No matter the quality of the recording, a good system makes it 'sound' better.

I will put it this way. When I was very young (six years old maybe?) It was discovered that I had a vision problem. So I got my eyes examined and spectacles were prescribed for me. The day I got them I was astonished as to all that I was not seeing before, but the night was the most dramatic, as I finally saw the stars for what they were for the FIRST time! I only saw blobs of light for the brightest stars previously.

For me its the same with equipment. You have a little radio or boombox and you listen to music and its fine. BUT, when you step up to a good system and listen to the same music, it's like you have never heard it before until then.

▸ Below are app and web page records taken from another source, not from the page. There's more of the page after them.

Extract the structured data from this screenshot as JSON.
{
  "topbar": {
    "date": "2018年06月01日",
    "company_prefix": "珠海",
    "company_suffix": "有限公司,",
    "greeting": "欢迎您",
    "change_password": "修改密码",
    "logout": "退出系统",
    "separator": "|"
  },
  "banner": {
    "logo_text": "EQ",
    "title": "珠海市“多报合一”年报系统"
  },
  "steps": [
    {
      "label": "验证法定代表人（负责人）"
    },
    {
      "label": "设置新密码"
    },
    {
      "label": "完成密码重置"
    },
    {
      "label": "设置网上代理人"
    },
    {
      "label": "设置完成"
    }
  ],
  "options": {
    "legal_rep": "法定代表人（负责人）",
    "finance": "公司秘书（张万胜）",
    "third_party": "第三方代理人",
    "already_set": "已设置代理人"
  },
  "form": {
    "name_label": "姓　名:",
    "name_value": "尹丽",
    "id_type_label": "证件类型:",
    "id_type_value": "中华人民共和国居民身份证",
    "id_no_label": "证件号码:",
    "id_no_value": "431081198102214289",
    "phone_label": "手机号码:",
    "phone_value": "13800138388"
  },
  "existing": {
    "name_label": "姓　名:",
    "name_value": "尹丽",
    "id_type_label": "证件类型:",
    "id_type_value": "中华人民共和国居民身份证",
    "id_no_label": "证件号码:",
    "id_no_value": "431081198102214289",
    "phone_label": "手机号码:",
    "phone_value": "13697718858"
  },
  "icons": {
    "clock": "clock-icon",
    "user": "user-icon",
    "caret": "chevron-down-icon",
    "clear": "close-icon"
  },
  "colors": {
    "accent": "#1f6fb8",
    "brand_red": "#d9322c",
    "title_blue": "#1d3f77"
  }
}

I am not saying that the $100,000 dollar sytem is what' need to do that either, but if the gear makes my music sound more enjoyable, more enticing, more real, then I will get that gear.

In the end, the gear is part of the music too.

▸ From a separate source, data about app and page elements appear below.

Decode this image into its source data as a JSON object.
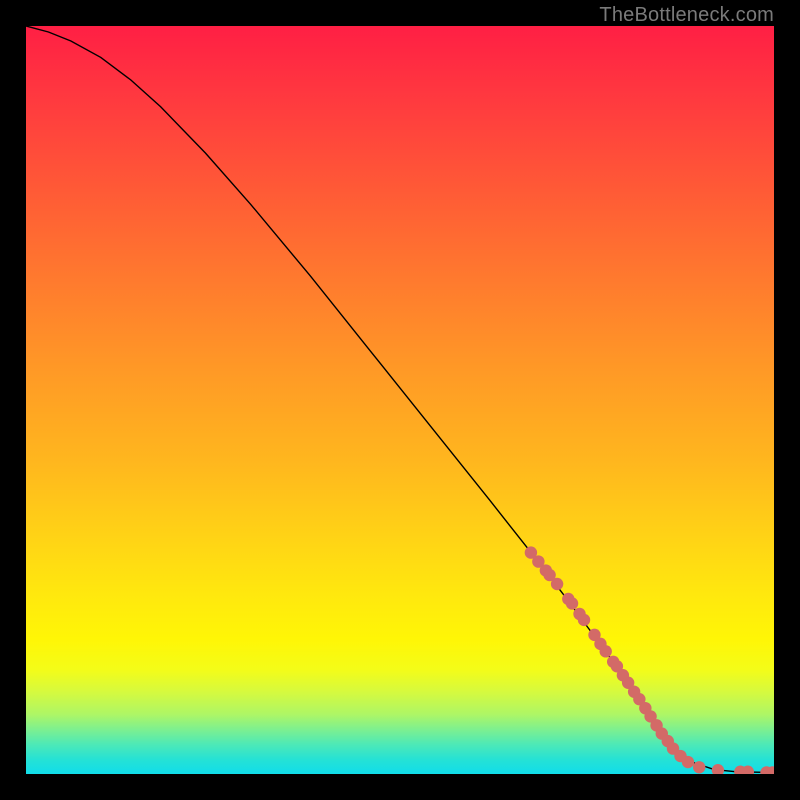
{
  "watermark": "TheBottleneck.com",
  "colors": {
    "dot": "#d36a67",
    "curve": "#000000"
  },
  "chart_data": {
    "type": "line",
    "title": "",
    "xlabel": "",
    "ylabel": "",
    "xlim": [
      0,
      100
    ],
    "ylim": [
      0,
      100
    ],
    "series": [
      {
        "name": "curve",
        "kind": "line",
        "x": [
          0,
          3,
          6,
          10,
          14,
          18,
          24,
          30,
          38,
          46,
          54,
          62,
          68,
          72,
          76,
          78.5,
          80.5,
          82,
          83.5,
          85,
          87,
          89,
          92,
          95,
          100
        ],
        "y": [
          100,
          99.2,
          98.0,
          95.8,
          92.8,
          89.2,
          83.0,
          76.2,
          66.6,
          56.6,
          46.6,
          36.6,
          29.0,
          23.8,
          18.4,
          15.0,
          12.2,
          10.0,
          7.8,
          5.4,
          3.2,
          1.6,
          0.6,
          0.3,
          0.2
        ]
      },
      {
        "name": "points",
        "kind": "scatter",
        "x": [
          67.5,
          68.5,
          69.5,
          70.0,
          71.0,
          72.5,
          73.0,
          74.0,
          74.6,
          76.0,
          76.8,
          77.5,
          78.5,
          79.0,
          79.8,
          80.5,
          81.3,
          82.0,
          82.8,
          83.5,
          84.3,
          85.0,
          85.8,
          86.5,
          87.5,
          88.5,
          90.0,
          92.5,
          95.5,
          96.5,
          99.0,
          99.8
        ],
        "y": [
          29.6,
          28.4,
          27.2,
          26.6,
          25.4,
          23.4,
          22.8,
          21.4,
          20.6,
          18.6,
          17.4,
          16.4,
          15.0,
          14.4,
          13.2,
          12.2,
          11.0,
          10.0,
          8.8,
          7.7,
          6.5,
          5.4,
          4.4,
          3.4,
          2.4,
          1.6,
          0.9,
          0.5,
          0.3,
          0.3,
          0.2,
          0.2
        ]
      }
    ]
  }
}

To end, try thoroughlly enjoying the 1812 Overture or even Maroon 5 or Dido, on a transistor radio or a cheap mini system. You might like it until you hear it with a very good setup( that only needs to cost maybe $1000). Then you will LOVE it!

I'm kind of surprised I didn't get flamed for my last post. It seems more A'Goners than I realized have the awareness to recognize that it is also about hifi and the equipment for us audiophiles. Of course in varying proportions.

It's interesting that I'm not very critical about the quality of the music playback while in my car or at work. I'm just glad to have music in those environments.
Synergy, Synergy, Synergy!!! does any other word apply? I have a pair of very expensive but huge speakers, that the material costs alone almost come close to the price paid, how about the sound? Well if matched with the correct configuration they are far worth it, but that can be very tuff with about a half million amps and components out there to deal with, so best thing is go with proven brands that can create magic together, price points then don't matter...

A friend of mine has a Killer small tower pair of speakers, they were hard to get a lot of high end gear to sound very real on, well Guess what, it ended up a VERY pricey MCintosh piece with tone control solved it, and super PURE components just did not sound as good on it (place any audiophile name you like *HERE*) then what was really funny is a 200.00 JVC Receiver was the only other that Worked Damn near as good!!!! Go figure, but we thought okay then lets get a super duper Denon or onkyo whatever and see how badly this JVC gets stomped... Guess what on this specific Speaker nothing created the magic of the Mcintosh or the JVC in this specific case... Flavor? who knows.

So never think anything about this audio game has a conventional solution.
Undertow? I used to play on a Quake server with that name.
a month or so ago, stereophile nearly published a lukewarm reveiw of a 12k+ sacd front end. i say 'nearly' because they loved it, but were compelled to admit that sacd is indeed ending, thus not making it the greatest investment. i say this to the outrage of many, all the time, but the difference in front end's has always been more about build than sound. the dna in the latest generation walkman is not that different than a megabuck audiophile player. By design, thats the way phillips/denon/sony always intended it. high end equipment is fun to own, or collect, if you don't have have another hobby, or kids, or a family, but it has '0' to do with enjoying music, or collecting music as a hobby. there is a widening gap between the hi end industry and the 'everyman'. its no wonder its dying. for those manufacturers who b.s. 'those who should know better', that this is primarily about enjoying music.....well, its way easier to say that, than it is to offer true value, customer service...and satisfaction. the evolution toward vintage used gear is as much about 'value today' as it is 'nostalgia'. the ces show is now about '100's of manufacturers chasing dozens of retailers' who are dropping like flies. we will get the hobby we deserve. you can now get a subscription to the above mentioned magazine cheaper than a half tank of gas. trust your common sense.....then let your 'ears' in on it.